# [Problem to work on]
Copy each line in the data below that contains the word "opacity".

::: Records supplied :::

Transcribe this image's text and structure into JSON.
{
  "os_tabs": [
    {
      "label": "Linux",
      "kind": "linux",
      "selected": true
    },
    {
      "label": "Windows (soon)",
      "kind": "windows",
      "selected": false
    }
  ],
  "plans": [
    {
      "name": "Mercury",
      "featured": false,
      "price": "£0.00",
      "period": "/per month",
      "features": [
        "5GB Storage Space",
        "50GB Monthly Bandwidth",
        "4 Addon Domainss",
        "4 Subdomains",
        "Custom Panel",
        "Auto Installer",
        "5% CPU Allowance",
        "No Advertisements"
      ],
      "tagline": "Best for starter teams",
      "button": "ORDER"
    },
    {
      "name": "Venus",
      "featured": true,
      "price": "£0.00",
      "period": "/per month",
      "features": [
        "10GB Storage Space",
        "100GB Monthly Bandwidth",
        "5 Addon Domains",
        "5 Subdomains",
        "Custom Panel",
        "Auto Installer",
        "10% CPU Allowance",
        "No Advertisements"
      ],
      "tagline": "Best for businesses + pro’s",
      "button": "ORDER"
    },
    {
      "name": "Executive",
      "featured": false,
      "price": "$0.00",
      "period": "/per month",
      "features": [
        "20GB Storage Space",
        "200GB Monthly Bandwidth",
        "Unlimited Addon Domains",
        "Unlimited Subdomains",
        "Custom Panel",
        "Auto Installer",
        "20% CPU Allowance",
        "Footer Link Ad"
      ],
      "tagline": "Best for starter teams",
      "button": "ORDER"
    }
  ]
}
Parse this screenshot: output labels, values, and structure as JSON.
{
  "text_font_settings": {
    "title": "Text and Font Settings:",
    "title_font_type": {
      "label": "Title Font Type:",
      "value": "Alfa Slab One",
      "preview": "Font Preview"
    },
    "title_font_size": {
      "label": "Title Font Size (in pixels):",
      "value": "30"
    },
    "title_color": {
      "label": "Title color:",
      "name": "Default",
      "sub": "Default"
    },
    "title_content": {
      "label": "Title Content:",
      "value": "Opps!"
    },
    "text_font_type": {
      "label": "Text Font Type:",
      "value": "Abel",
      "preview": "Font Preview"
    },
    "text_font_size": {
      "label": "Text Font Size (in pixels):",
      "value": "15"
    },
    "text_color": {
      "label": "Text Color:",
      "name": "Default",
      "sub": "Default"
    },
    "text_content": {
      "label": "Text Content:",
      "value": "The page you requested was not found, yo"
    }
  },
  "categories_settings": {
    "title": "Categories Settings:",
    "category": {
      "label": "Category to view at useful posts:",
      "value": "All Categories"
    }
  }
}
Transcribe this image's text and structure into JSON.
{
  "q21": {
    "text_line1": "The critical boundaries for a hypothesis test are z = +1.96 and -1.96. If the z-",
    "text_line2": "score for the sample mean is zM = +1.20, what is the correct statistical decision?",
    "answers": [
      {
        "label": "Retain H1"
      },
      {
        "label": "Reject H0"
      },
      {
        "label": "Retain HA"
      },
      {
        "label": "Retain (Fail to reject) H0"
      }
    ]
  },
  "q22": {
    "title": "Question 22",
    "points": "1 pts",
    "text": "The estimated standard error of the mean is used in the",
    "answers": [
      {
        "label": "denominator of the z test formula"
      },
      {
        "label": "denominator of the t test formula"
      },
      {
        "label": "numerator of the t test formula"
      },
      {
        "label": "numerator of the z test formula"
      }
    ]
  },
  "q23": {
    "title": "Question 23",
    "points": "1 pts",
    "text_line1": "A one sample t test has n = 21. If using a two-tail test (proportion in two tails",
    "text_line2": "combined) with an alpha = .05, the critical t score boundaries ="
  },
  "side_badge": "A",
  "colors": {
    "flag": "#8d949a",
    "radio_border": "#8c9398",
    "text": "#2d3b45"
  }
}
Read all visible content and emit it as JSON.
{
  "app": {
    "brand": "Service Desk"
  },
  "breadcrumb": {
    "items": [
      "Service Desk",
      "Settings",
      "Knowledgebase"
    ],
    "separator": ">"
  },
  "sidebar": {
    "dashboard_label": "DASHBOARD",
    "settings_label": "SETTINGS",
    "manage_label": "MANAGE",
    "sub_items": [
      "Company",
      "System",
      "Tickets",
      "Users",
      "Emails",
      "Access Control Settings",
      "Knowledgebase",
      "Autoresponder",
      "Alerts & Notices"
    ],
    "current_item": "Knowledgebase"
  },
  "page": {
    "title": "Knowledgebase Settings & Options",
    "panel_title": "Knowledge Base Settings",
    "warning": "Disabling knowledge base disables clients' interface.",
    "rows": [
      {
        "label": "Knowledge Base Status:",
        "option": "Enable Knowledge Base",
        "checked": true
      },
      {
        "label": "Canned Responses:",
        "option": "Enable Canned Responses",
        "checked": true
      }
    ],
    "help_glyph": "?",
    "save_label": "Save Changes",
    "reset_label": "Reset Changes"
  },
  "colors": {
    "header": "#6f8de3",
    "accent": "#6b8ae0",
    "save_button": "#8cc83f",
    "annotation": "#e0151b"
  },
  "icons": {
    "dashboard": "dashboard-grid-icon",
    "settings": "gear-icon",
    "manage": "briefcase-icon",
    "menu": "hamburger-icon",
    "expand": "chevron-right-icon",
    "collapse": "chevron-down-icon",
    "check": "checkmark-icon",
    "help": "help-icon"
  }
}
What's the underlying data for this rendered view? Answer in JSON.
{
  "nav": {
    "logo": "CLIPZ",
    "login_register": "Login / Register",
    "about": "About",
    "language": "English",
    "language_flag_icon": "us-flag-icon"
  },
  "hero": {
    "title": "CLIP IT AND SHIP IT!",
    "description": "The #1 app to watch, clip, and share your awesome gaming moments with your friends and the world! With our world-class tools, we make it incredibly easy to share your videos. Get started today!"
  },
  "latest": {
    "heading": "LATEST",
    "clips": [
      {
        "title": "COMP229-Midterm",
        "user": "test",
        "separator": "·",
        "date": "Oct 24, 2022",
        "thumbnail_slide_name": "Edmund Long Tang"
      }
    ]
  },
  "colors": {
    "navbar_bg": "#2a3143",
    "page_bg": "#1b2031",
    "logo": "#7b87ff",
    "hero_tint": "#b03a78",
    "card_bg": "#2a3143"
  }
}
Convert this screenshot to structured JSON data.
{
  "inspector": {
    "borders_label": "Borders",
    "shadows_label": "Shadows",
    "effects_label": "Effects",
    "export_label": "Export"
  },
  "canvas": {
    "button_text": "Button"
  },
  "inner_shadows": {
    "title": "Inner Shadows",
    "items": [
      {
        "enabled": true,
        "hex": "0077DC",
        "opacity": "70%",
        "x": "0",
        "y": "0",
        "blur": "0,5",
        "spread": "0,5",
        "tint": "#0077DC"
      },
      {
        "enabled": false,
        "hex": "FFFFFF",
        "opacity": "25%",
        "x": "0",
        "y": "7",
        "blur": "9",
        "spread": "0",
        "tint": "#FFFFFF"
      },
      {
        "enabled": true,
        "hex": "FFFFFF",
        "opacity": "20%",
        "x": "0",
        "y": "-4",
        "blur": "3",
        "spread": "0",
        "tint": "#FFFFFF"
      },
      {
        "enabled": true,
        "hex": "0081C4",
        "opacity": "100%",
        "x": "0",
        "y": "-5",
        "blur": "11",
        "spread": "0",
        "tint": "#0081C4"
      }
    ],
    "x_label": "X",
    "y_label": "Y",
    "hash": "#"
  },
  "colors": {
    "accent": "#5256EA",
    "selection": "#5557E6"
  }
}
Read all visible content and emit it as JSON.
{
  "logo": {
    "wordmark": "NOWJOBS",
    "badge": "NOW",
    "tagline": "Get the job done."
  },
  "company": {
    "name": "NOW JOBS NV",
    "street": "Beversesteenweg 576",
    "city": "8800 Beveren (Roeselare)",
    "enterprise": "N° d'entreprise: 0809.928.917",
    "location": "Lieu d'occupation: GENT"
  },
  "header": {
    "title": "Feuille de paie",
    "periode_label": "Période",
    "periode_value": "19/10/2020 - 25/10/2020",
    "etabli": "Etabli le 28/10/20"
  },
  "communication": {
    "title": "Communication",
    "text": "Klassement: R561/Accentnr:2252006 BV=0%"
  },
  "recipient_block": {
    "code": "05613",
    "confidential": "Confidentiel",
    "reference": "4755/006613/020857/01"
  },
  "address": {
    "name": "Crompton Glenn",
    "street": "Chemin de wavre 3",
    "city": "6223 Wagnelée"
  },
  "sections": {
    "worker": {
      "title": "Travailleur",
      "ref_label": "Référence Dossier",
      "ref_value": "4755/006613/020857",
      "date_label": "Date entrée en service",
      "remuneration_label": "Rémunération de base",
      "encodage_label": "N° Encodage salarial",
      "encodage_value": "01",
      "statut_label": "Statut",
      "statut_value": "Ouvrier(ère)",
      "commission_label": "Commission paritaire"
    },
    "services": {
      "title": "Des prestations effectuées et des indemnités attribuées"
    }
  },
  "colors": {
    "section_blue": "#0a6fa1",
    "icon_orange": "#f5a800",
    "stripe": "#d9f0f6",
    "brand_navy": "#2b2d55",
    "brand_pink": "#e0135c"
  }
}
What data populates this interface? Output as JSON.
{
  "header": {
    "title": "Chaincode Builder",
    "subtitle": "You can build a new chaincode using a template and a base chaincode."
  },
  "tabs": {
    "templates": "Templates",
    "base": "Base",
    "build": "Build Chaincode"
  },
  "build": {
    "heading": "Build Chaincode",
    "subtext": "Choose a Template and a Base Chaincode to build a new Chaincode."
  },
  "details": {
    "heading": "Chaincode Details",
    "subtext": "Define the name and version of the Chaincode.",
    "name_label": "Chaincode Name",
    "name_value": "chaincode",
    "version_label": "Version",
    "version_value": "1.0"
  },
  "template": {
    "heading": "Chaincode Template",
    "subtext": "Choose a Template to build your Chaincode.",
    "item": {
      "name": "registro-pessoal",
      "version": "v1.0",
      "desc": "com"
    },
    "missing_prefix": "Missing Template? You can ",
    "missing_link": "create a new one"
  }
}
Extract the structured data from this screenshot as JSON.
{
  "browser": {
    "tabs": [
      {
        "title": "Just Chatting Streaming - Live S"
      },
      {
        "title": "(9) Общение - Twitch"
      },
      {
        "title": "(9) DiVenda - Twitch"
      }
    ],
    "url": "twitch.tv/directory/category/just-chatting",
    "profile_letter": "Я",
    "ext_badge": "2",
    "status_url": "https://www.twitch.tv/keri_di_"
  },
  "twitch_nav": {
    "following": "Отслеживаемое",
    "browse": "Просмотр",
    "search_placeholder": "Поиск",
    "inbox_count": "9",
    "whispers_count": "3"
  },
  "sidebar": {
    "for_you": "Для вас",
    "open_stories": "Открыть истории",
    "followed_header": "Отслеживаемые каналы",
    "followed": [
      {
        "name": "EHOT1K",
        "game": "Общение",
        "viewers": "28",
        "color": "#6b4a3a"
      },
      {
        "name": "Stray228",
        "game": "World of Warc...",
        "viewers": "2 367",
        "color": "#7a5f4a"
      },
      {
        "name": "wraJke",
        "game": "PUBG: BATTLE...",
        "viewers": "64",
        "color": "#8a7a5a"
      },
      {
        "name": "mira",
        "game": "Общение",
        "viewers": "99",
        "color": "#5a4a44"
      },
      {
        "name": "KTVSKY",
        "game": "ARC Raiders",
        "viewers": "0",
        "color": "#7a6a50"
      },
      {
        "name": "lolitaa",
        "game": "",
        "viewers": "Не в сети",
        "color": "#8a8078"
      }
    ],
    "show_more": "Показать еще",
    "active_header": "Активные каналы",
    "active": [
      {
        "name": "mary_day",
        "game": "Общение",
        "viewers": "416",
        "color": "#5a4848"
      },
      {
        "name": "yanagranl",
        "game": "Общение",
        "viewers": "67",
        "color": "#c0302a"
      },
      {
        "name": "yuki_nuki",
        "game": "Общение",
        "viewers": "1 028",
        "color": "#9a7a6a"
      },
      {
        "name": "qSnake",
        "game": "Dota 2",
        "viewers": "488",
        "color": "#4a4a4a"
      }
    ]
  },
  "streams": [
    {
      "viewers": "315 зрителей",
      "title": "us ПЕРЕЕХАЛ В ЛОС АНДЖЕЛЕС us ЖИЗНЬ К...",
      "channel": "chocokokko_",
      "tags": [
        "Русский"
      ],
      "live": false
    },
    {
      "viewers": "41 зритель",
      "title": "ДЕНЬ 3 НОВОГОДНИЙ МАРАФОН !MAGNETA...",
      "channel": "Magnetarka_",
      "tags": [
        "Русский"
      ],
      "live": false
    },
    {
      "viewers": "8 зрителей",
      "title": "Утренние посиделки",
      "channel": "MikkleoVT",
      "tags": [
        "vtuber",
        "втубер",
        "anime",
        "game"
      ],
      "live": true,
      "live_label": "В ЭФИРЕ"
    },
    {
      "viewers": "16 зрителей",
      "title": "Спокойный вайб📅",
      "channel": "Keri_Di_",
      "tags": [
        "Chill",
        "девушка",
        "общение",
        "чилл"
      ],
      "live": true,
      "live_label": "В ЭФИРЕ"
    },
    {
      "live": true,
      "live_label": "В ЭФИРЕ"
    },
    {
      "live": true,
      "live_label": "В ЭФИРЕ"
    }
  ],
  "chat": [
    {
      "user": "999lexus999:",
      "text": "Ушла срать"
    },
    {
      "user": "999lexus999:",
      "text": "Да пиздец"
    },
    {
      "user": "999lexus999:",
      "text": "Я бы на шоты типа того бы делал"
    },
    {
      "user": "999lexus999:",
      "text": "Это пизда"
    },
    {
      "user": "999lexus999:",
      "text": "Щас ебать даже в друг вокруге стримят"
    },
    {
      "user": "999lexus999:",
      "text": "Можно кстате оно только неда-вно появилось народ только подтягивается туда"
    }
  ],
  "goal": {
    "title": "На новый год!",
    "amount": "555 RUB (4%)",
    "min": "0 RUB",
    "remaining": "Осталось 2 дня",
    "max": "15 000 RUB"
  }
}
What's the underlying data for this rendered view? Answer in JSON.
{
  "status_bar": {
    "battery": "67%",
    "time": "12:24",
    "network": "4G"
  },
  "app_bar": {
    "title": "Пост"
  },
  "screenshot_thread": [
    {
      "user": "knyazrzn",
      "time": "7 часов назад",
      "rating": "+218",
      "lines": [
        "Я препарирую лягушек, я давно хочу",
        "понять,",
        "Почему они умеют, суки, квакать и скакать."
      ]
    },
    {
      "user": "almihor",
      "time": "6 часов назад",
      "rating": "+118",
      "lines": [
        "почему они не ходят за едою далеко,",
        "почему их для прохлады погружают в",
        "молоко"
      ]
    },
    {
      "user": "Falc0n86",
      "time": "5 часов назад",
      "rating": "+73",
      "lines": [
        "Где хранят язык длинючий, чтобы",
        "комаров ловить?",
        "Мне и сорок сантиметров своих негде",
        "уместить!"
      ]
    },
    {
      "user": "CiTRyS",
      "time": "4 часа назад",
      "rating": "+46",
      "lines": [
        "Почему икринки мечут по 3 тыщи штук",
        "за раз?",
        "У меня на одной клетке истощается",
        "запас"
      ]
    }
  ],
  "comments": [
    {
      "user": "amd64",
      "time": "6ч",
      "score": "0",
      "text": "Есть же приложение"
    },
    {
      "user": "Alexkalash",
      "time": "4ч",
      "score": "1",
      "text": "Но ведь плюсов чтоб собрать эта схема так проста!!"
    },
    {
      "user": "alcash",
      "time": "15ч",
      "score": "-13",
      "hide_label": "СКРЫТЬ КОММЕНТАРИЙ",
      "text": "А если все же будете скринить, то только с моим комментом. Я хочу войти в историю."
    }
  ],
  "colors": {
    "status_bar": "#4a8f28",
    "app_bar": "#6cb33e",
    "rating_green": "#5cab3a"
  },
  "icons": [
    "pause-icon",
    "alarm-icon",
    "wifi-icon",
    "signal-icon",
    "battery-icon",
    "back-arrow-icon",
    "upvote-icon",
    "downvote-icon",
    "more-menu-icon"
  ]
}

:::

# [Solution]
        "opacity": "70%",
        "opacity": "25%",
        "opacity": "20%",
        "opacity": "100%",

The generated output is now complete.